Childhood cutaneous lymphoid hyperplasia following feline scratches

Pediatr Dermatol. May-Jun 2010;27(3):294-7. doi: 10.1111/j.1525-1470.2010.01142.x.

Abstract

Cutaneous lymphoid hyperplasia or pseudolymphoma is a usually benign inflammatory response that mimics lymphoma. Stimulation from foreign antigens introduced into the skin can induce this response. Scratches from pets are an effective mode of transmitting infections and inoculating foreign antigens into the skin. We report an unusual case of a child where cutaneous lymphoid hyperplasia presented as subcutaneous nodules at sites scratched by a pet cat.

Publication types

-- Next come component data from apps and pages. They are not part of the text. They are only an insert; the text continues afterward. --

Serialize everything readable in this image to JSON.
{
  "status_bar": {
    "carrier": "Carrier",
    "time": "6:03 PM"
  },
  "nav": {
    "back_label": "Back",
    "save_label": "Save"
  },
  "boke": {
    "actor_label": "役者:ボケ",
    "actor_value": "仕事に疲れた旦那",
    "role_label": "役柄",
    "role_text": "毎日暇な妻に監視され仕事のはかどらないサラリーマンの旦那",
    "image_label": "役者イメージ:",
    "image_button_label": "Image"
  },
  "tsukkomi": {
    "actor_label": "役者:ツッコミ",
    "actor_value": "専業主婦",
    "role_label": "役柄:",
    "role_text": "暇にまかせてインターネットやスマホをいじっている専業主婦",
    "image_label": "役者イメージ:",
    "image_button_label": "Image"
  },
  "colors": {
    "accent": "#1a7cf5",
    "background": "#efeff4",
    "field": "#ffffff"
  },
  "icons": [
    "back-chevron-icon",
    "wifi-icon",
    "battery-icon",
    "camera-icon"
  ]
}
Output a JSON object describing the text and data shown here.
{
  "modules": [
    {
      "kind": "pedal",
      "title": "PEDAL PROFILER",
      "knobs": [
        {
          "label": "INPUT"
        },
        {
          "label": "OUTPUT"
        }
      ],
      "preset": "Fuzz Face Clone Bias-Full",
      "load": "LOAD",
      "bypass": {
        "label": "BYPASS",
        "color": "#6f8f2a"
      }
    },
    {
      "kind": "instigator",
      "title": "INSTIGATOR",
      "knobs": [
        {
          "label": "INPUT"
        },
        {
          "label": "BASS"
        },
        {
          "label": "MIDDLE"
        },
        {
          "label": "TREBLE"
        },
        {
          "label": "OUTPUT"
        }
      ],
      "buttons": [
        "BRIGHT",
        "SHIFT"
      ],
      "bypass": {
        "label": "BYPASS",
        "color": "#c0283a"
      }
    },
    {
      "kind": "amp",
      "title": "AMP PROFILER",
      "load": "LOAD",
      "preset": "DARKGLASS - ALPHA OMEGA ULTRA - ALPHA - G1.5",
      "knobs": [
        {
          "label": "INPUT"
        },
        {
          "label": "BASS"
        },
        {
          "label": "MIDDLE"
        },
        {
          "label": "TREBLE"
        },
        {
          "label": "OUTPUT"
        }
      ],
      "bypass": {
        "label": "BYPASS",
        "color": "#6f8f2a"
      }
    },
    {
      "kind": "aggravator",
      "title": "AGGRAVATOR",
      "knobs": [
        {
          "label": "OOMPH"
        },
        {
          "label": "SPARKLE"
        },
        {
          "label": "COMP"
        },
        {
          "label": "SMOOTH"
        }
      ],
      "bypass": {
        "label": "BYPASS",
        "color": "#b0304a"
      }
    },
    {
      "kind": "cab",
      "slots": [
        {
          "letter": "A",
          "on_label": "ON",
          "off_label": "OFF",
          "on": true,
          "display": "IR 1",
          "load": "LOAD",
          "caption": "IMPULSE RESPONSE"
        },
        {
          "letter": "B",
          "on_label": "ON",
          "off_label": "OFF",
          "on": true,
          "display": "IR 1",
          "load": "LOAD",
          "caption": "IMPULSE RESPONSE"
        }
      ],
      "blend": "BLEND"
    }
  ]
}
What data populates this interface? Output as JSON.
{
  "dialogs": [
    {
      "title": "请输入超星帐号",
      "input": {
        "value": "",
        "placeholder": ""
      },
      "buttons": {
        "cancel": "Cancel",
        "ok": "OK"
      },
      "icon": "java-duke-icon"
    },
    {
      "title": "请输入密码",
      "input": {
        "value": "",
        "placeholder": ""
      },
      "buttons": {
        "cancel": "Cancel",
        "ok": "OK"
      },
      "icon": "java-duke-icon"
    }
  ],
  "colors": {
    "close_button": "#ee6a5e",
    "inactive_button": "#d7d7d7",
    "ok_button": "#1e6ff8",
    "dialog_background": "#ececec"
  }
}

  • Case Reports

MeSH terms

  • Amoxicillin-Potassium Clavulanate Combination / therapeutic use
  • Animals
  • Antigens / adverse effects
  • Azithromycin / therapeutic use
  • Cats*
  • Child
  • Dermatologic Agents / therapeutic use
  • Female
  • Humans
  • Itraconazole / therapeutic use
  • Naphthalenes / therapeutic use
  • Pseudolymphoma / diagnosis
  • Pseudolymphoma / drug therapy
  • Pseudolymphoma / etiology*
  • Pseudolymphoma / pathology
  • Radiography, Thoracic
  • Skin Diseases / diagnosis
  • Skin Diseases / drug therapy
  • Skin Diseases / etiology*
  • Skin Diseases / pathology
  • Terbinafine

Substances

  • Antigens
  • Dermatologic Agents
  • Naphthalenes
  • Itraconazole
  • Amoxicillin-Potassium Clavulanate Combination
  • Azithromycin
  • Terbinafine